- **Work to complete**: Write out the whole listing again so that each line matches the original.

(Input material)

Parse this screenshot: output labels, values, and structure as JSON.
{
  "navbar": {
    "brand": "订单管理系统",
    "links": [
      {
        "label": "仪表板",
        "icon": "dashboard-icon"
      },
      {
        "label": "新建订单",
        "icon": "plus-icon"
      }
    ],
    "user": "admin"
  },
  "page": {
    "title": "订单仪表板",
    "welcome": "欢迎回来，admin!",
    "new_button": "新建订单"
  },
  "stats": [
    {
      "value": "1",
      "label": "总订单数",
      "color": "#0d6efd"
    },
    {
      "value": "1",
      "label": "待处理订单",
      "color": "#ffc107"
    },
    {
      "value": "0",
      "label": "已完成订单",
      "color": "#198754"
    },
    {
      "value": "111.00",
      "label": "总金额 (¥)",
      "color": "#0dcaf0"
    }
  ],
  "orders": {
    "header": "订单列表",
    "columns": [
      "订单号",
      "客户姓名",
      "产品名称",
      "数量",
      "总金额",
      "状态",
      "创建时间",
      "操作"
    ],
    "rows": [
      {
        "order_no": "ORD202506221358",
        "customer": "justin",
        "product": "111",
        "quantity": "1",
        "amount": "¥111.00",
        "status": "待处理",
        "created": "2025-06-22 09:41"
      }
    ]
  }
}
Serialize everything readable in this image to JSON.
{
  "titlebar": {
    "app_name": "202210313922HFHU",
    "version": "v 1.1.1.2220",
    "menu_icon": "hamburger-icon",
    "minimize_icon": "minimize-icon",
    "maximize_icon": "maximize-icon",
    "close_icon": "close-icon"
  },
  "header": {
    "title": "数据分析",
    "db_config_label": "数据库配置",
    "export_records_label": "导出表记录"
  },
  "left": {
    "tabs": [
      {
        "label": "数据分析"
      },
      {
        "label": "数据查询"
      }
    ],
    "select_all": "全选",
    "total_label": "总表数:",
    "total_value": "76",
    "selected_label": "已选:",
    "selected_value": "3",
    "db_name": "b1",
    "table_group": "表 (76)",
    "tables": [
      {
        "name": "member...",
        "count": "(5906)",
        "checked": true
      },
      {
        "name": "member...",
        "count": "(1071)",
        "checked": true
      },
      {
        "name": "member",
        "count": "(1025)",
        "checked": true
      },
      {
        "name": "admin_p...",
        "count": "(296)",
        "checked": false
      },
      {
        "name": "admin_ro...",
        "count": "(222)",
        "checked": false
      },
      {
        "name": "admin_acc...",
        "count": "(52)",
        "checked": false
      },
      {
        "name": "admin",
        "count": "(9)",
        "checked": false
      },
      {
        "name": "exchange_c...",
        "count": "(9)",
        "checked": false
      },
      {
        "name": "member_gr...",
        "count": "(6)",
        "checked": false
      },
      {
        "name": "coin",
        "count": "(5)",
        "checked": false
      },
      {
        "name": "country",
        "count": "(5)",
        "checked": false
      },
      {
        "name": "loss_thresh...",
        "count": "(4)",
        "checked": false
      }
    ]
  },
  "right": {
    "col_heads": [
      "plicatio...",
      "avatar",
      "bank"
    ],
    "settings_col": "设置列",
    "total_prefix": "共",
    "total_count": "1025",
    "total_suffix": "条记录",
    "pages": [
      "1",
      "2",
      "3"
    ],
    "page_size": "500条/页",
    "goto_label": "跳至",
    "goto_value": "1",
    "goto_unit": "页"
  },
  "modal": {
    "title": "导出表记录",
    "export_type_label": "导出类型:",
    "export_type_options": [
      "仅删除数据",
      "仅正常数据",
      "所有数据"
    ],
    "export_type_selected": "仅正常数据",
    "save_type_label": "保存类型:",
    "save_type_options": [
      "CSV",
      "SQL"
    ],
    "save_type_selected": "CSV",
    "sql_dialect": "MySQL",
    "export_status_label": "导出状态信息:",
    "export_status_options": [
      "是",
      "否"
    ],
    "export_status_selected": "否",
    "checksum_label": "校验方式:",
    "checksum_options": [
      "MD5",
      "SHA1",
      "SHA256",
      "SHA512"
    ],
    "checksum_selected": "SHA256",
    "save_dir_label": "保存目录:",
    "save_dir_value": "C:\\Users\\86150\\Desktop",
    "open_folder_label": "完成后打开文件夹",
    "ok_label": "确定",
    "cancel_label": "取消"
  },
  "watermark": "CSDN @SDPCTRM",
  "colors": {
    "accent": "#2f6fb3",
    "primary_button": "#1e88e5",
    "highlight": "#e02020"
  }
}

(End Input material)

- **Output for this exercise**:
Parse this screenshot: output labels, values, and structure as JSON.
{
  "navbar": {
    "brand": "订单管理系统",
    "links": [
      {
        "label": "仪表板",
        "icon": "dashboard-icon"
      },
      {
        "label": "新建订单",
        "icon": "plus-icon"
      }
    ],
    "user": "admin"
  },
  "page": {
    "title": "订单仪表板",
    "welcome": "欢迎回来，admin!",
    "new_button": "新建订单"
  },
  "stats": [
    {
      "value": "1",
      "label": "总订单数",
      "color": "#0d6efd"
    },
    {
      "value": "1",
      "label": "待处理订单",
      "color": "#ffc107"
    },
    {
      "value": "0",
      "label": "已完成订单",
      "color": "#198754"
    },
    {
      "value": "111.00",
      "label": "总金额 (¥)",
      "color": "#0dcaf0"
    }
  ],
  "orders": {
    "header": "订单列表",
    "columns": [
      "订单号",
      "客户姓名",
      "产品名称",
      "数量",
      "总金额",
      "状态",
      "创建时间",
      "操作"
    ],
    "rows": [
      {
        "order_no": "ORD202506221358",
        "customer": "justin",
        "product": "111",
        "quantity": "1",
        "amount": "¥111.00",
        "status": "待处理",
        "created": "2025-06-22 09:41"
      }
    ]
  }
}
Serialize everything readable in this image to JSON.
{
  "titlebar": {
    "app_name": "202210313922HFHU",
    "version": "v 1.1.1.2220",
    "menu_icon": "hamburger-icon",
    "minimize_icon": "minimize-icon",
    "maximize_icon": "maximize-icon",
    "close_icon": "close-icon"
  },
  "header": {
    "title": "数据分析",
    "db_config_label": "数据库配置",
    "export_records_label": "导出表记录"
  },
  "left": {
    "tabs": [
      {
        "label": "数据分析"
      },
      {
        "label": "数据查询"
      }
    ],
    "select_all": "全选",
    "total_label": "总表数:",
    "total_value": "76",
    "selected_label": "已选:",
    "selected_value": "3",
    "db_name": "b1",
    "table_group": "表 (76)",
    "tables": [
      {
        "name": "member...",
        "count": "(5906)",
        "checked": true
      },
      {
        "name": "member...",
        "count": "(1071)",
        "checked": true
      },
      {
        "name": "member",
        "count": "(1025)",
        "checked": true
      },
      {
        "name": "admin_p...",
        "count": "(296)",
        "checked": false
      },
      {
        "name": "admin_ro...",
        "count": "(222)",
        "checked": false
      },
      {
        "name": "admin_acc...",
        "count": "(52)",
        "checked": false
      },
      {
        "name": "admin",
        "count": "(9)",
        "checked": false
      },
      {
        "name": "exchange_c...",
        "count": "(9)",
        "checked": false
      },
      {
        "name": "member_gr...",
        "count": "(6)",
        "checked": false
      },
      {
        "name": "coin",
        "count": "(5)",
        "checked": false
      },
      {
        "name": "country",
        "count": "(5)",
        "checked": false
      },
      {
        "name": "loss_thresh...",
        "count": "(4)",
        "checked": false
      }
    ]
  },
  "right": {
    "col_heads": [
      "plicatio...",
      "avatar",
      "bank"
    ],
    "settings_col": "设置列",
    "total_prefix": "共",
    "total_count": "1025",
    "total_suffix": "条记录",
    "pages": [
      "1",
      "2",
      "3"
    ],
    "page_size": "500条/页",
    "goto_label": "跳至",
    "goto_value": "1",
    "goto_unit": "页"
  },
  "modal": {
    "title": "导出表记录",
    "export_type_label": "导出类型:",
    "export_type_options": [
      "仅删除数据",
      "仅正常数据",
      "所有数据"
    ],
    "export_type_selected": "仅正常数据",
    "save_type_label": "保存类型:",
    "save_type_options": [
      "CSV",
      "SQL"
    ],
    "save_type_selected": "CSV",
    "sql_dialect": "MySQL",
    "export_status_label": "导出状态信息:",
    "export_status_options": [
      "是",
      "否"
    ],
    "export_status_selected": "否",
    "checksum_label": "校验方式:",
    "checksum_options": [
      "MD5",
      "SHA1",
      "SHA256",
      "SHA512"
    ],
    "checksum_selected": "SHA256",
    "save_dir_label": "保存目录:",
    "save_dir_value": "C:\\Users\\86150\\Desktop",
    "open_folder_label": "完成后打开文件夹",
    "ok_label": "确定",
    "cancel_label": "取消"
  },
  "watermark": "CSDN @SDPCTRM",
  "colors": {
    "accent": "#2f6fb3",
    "primary_button": "#1e88e5",
    "highlight": "#e02020"
  }
}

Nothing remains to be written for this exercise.